'It makes my blood boil' - Liam Broady fuming over having to play tennis in Melbourne wildfire smoke when residents were told to keep animals indoors

British player says instructions from the ATP and Australian Open were 'a slap in the face'

MELBOURNE, AUSTRALIA - JANUARY 14: Liam Broady of Great Britain plays a backhand in his match against Ilya Ivashka of Belarus during 2020 Australian Open Qualifying at Melbourne Park on January 14, 2020 in Melbourne, Australia. (Photo by Graham Denholm/Getty Images)

Britain's Liam Broady has furiously called on players to "make a stand" about the Australian Open's decision not to postpone qualifying matches because of poor air quality.

Play was delayed earlier in the week for only an hour despite readings showing wildfire smoke blowing across the area had made Melbourne one of the worst cities in the world for air quality.

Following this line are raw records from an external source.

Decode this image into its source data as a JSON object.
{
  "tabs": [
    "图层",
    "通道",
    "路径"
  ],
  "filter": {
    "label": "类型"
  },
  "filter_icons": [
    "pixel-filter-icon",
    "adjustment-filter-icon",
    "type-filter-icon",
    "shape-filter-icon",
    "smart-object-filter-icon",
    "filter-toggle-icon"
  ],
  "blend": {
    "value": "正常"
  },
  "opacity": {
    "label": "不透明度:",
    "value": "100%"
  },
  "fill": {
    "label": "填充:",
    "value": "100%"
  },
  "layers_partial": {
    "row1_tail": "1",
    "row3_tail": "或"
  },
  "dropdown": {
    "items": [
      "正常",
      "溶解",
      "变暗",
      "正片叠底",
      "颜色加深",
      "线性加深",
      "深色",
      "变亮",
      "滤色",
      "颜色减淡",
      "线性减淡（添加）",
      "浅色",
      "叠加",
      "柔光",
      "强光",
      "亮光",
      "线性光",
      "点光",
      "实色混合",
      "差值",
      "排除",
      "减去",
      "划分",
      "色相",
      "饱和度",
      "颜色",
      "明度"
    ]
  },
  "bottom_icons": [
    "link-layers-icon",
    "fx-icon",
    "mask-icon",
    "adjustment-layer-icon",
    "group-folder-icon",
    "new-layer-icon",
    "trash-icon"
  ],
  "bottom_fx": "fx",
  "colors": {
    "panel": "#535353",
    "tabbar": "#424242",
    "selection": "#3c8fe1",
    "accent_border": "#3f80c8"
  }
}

A number of players sought treatment including taking asthma inhalers while Slovenia's Dalila Jakupovic retired from her match after having a coughing fit on court.

Broady played his first-round match on Tuesday, losing to Ilya Ivashka, and is determined that the issue is not forgotten after much clearer air returned to the city on Thursday.

The 26-year-old from Stockport hopes it could be the catalyst for further discussion of a players' union, something that ATP player council president Novak Djokovic has pushed in the past.

Tournament organisers have been put on the back foot by the vociferous criticism of their handling of the situation, which a message to players has evidently done little to appease.

In a message on Twitter, Broady said: "The more I think about the conditions we played in a few days ago, the more it boils my blood. We can't let this slide.

"The email we received yesterday from the ATP and AO was a slap in the face. Conditions were 'playable'. Were they healthy? Citizens of Melbourne were warned to keep their animals indoors the day I played qualifying, and yet we were expected to go outside for high intensity physical competition?

"What do we have to do to create a players' union? Where is the protection for players, both male and female? When multiple players need asthma spray on court and they don't even have asthma? When a player collapses and has to retire due to respiratory issues?

"On tour we let so many things go that aren't right but at some point we have to make a stand. ALL players need protection not just a select few."

Tournament organisers insist they are taking the issue very seriously and only sent players out after being advised by experts that it was safe to do so.

But notably play was delayed for longer on Wednesday despite very similar conditions while Dr Brett Sutton, the chief health officer for the state of Victoria, said the tournament should come up with a clear policy.

Although air quality has now improved, there remains the distinct possibility the smoke could return during the tournament.

Eighteen-time grand slam singles champion Chris Evert believes the health of players must be the priority.

The ESPN analyst said: "It is a health issue, and especially when it gets on to three out of five sets and you're out there for a long time. You want to be able to breathe some clean air.

"I think that they really have to keep a close eye on it. The tournament seems to be such a small sort of thing compared to what's happening in the country but I would put the players' health first for sure and, even if they had to play at a different time, it doesn't matter. We're talking about lives."